A primary loss results from the actual event that causes death or injury. For example, a survivor of severe brain injury feels loss due to the impact of the injury. It includes a number of symptoms such as change of personality, physical and cognitive problems.
On the other hand, secondary loss originates from the primary loss. It is the consequence of the primary loss. For example, a brain injury leads to the loss of activities, income and ability to lead a normal life.
In this case, there is no certainty that the individual will come back or resume the normal position.
Type one: In this case, a feeling of loss occurs because an individual is physically absent, but remains within the minds of the bereaved. In the second type, a feeling of loss occurs because an individual is physically present, but his state of mind is not present due to injuries or brain diseases. The person is physically present but cognitively missing due to loss of brain activity such as in cases of dementia.
It is a set of cultural behaviors exemplified in a given community after the death of an individual. It includes various behaviors and attitudes such as wearing black clothes, weeping and visiting the bereaved family.
Boerner, K., Schulz, R., & Horowitz, A. (2008). Positive aspects of caregiving and adaptation to bereavement. Psychol Aging 19(4), 668–675.
Currier, J. M., Holland, J. M., & Neimeyer, R. A. (2012). Sense-making, grief, and the experience of violent loss: Toward a meditational model. Death Stud, 30(3), 403–428.
Forstmeier, S., & Maercker, A. (2009). Comparison of two diagnostic systems for complicated grief. J Affect Disord 99(2), 203–211.

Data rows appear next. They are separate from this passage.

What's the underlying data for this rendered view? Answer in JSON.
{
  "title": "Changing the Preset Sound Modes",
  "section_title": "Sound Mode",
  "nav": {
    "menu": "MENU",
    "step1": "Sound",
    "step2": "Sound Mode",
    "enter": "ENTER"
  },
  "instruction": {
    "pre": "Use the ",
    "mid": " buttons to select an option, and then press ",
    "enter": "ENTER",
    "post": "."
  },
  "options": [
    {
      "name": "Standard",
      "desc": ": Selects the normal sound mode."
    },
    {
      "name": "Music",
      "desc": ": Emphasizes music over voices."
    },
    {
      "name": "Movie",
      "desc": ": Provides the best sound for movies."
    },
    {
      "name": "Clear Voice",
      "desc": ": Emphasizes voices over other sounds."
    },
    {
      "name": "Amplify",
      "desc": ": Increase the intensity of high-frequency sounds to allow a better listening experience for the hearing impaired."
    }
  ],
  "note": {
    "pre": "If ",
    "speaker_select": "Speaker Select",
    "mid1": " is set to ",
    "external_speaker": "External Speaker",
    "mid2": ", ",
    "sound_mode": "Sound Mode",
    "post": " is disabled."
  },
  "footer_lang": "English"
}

Therese, A., & Rando, P. (2011). How to go on living when someone you love dies. New York: Lexington Books.